I use Helvetica a lot but I originally hated Helvetica. I've always hated Helvetica. And the badges you're giving out, as I said, I think you should have one that says I love hating Helvetica. So. Which I think would be more appropriate. We may have to meld them. I've worked on The Face magazine for a number of years and there was always this expectation that we would deliver something new and radical in every, every single month. People were disappointed when it wasn't radical. And, so in the end the newness was the culture that people were desiring.
And it got out hand it became a ridiculous expectation, which was impossible to fulfill, how many months here can you reinvent yourself totally. And, so when it comes to doing an Arena magazine. I felt that, at that time, news culture, or urban culture, needed a place where it could sit down, on a park bench, and breathe for awhile. And Helvetic was the perfect choice for that. And I chose it because it was non-emotive. And, signifies, a non-emotive place.
But what we did was we then started to experiment with it and see if we could start to force it to be emotive. We tried type-setting it, so that things became much more fluid and poetic. We tried bunching words together and forming these kind of more painterly uses of Helvetica. So we would again turning it on it's head. We were taking it's use out of context. As opposed to using a type face, which would be unexpected we were using a type face in an unexpected way. And I think that was really important and I think it opened a lot of doorways, about how people thought about the use of type.

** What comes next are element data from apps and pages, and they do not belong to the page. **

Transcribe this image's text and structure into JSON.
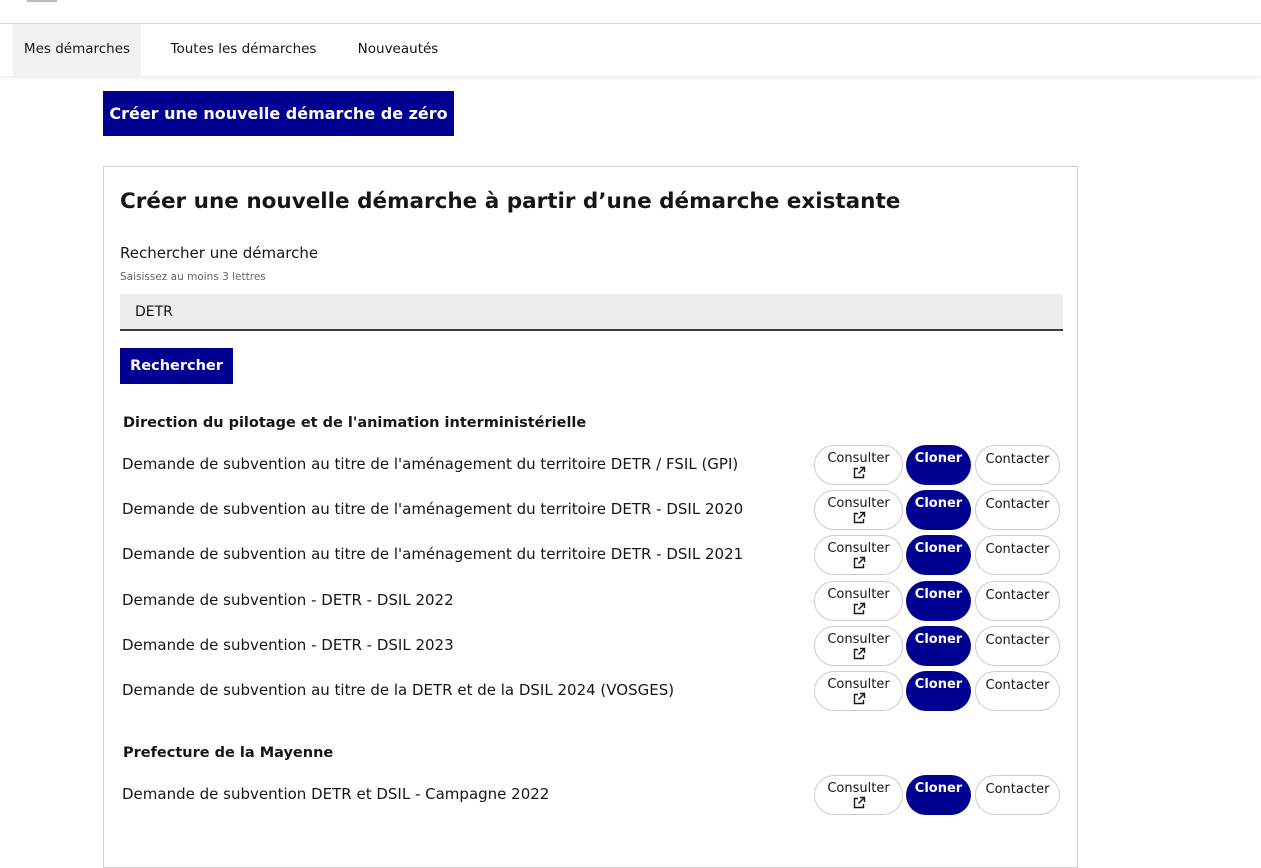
{
  "nav": {
    "items": [
      {
        "label": "Mes démarches",
        "active": true
      },
      {
        "label": "Toutes les démarches",
        "active": false
      },
      {
        "label": "Nouveautés",
        "active": false
      }
    ]
  },
  "create_scratch_button": "Créer une nouvelle démarche de zéro",
  "card": {
    "title": "Créer une nouvelle démarche à partir d’une démarche existante",
    "search": {
      "label": "Rechercher une démarche",
      "hint": "Saisissez au moins 3 lettres",
      "value": "DETR",
      "button": "Rechercher"
    },
    "actions": {
      "consult": "Consulter",
      "clone": "Cloner",
      "contact": "Contacter"
    },
    "groups": [
      {
        "organisation": "Direction du pilotage et de l'animation interministérielle",
        "procedures": [
          "Demande de subvention au titre de l'aménagement du territoire DETR / FSIL (GPI)",
          "Demande de subvention au titre de l'aménagement du territoire DETR - DSIL 2020",
          "Demande de subvention au titre de l'aménagement du territoire DETR - DSIL 2021",
          "Demande de subvention - DETR - DSIL 2022",
          "Demande de subvention - DETR - DSIL 2023",
          "Demande de subvention au titre de la DETR et de la DSIL 2024 (VOSGES)"
        ]
      },
      {
        "organisation": "Prefecture de la Mayenne",
        "procedures": [
          "Demande de subvention DETR et DSIL - Campagne 2022"
        ]
      }
    ]
  },
  "colors": {
    "primary": "#000091",
    "text": "#161616",
    "input_bg": "#eeeeee",
    "nav_active_bg": "#f2f2f2"
  },
  "icons": {
    "external_link": "external-link-icon"
  }
}
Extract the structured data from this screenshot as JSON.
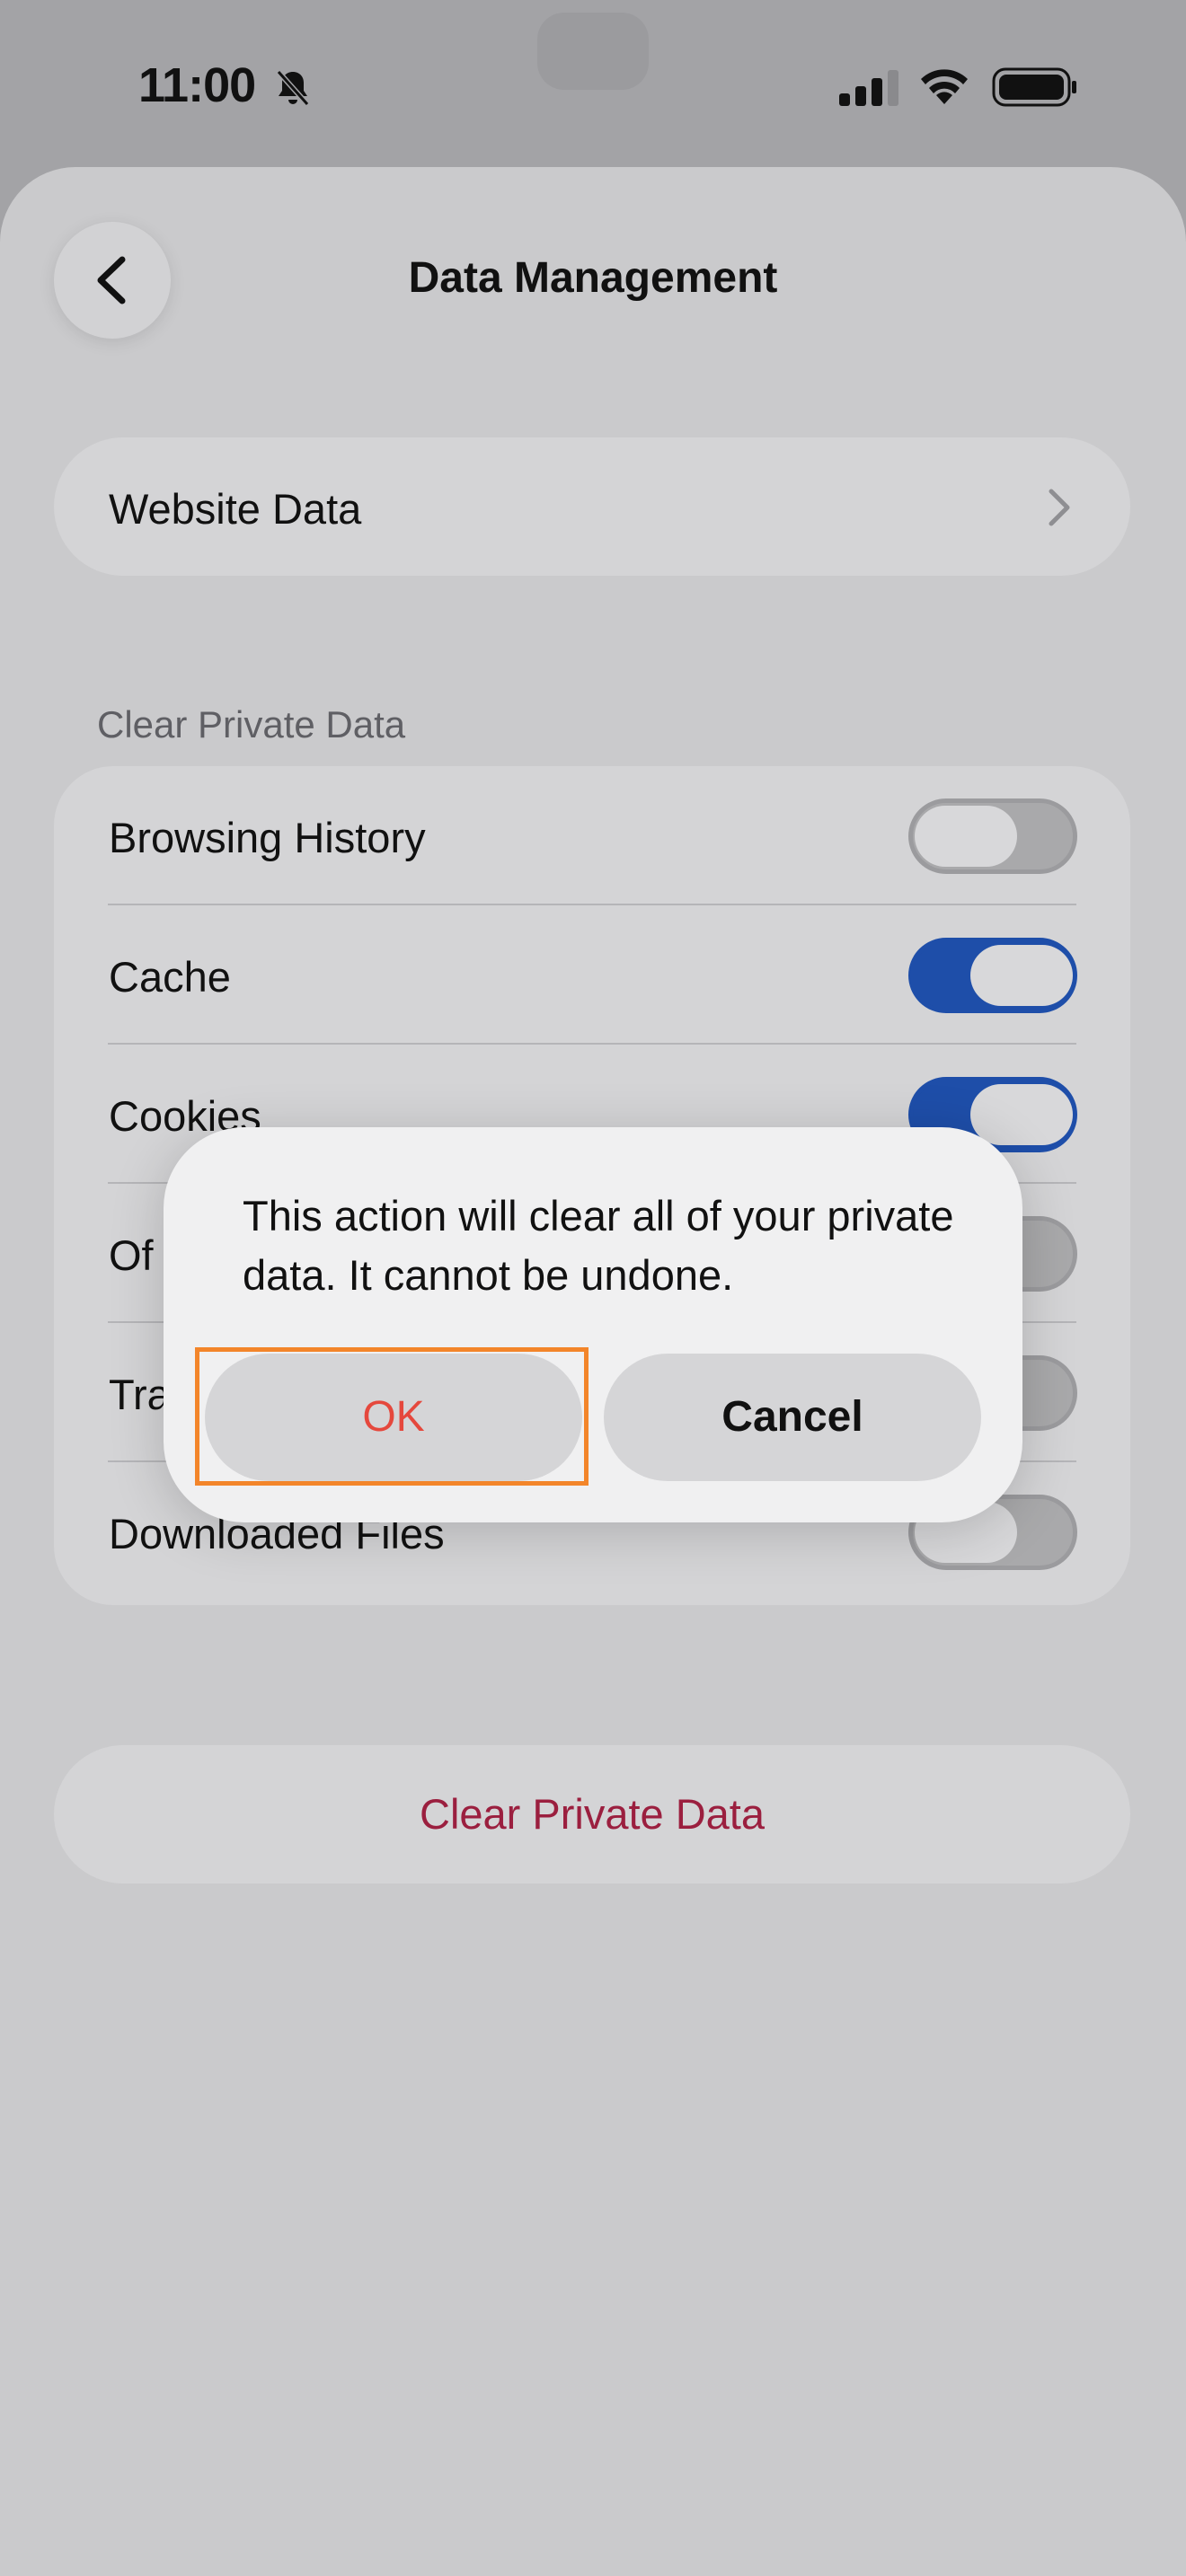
{
  "status_bar": {
    "time": "11:00",
    "icons": [
      "bell-slash-icon",
      "cellular-signal-icon",
      "wifi-icon",
      "battery-icon"
    ]
  },
  "header": {
    "title": "Data Management",
    "back_icon": "chevron-left-icon"
  },
  "website_data": {
    "label": "Website Data",
    "chevron_icon": "chevron-right-icon"
  },
  "clear_section": {
    "header": "Clear Private Data",
    "items": [
      {
        "label": "Browsing History",
        "enabled": false
      },
      {
        "label": "Cache",
        "enabled": true
      },
      {
        "label": "Cookies",
        "enabled": true
      },
      {
        "label": "Of",
        "enabled": false
      },
      {
        "label": "Tra",
        "enabled": false
      },
      {
        "label": "Downloaded Files",
        "enabled": false
      }
    ]
  },
  "clear_button": {
    "label": "Clear Private Data"
  },
  "dialog": {
    "message": "This action will clear all of your private data. It cannot be undone.",
    "ok_label": "OK",
    "cancel_label": "Cancel"
  },
  "colors": {
    "toggle_on": "#1e4ea9",
    "destructive": "#9b1f3f",
    "ok_text": "#e5483d",
    "highlight": "#f3852a"
  }
}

That it might not be the choice of phone that we use for those important. And that period of experimentation has informed a lot of my work since then. About using type at every point in the UI. And at the end of the day how Helvetica is just a choice of cover. On the page. So my attitude towards type has always been that, in fact my attitude toward design has always been the process of trying to reveal, not conceal. I mean, largely advertising is modus operandi is, is to conceal its manipulative side.
So it doesn't give clues unless it's like, English advertising. Which is like, double clever. So it's saying hey, you know, you're part of the, you're part of the joke here. Buy our product. but, advertising tends to use typography to hide its, or to cover its, prime intent. Which is to do is mood setting before the message is delivered. The choice of typeface is a hidden tool of manipulation within society, and I've always upheld, and I think all schools should be teaching typography.
We should be fundamentally aware of how typographic language is forming our, our thoughts
The documentary explores urban spaces in major cities and the type that inhabits them, and offers a fluid discussion with renowned designers about their work, the creative process, and the choices and aesthetics behind their use of type. Helvetica encompasses the worlds of design, advertising, psychology, and communication, and invites us to take a second look at the thousands of words we see every day. Interviewees in Helvetica include some of the most illustrious and innovative names in the design world, including Erik Spiekermann, Matthew Carter, Massimo Vignelli, Wim Crouwel, Hermann Zapf, Neville Brody, Stefan Sagmeister, Michael Bierut, David Carson, Paula Scher, Jonathan Hoefler, Tobias Frere-Jones, Experimental Jetset, Michael C. Place, Norm, Alfred Hoffmann, Mike Parker, Bruno Steinert, Otmar Hoefer, Leslie Savan, Rick Poynor, Lars Müller, and many more.
Make sure to watch the bonus features included in the Extras chapter for more insights from these designers.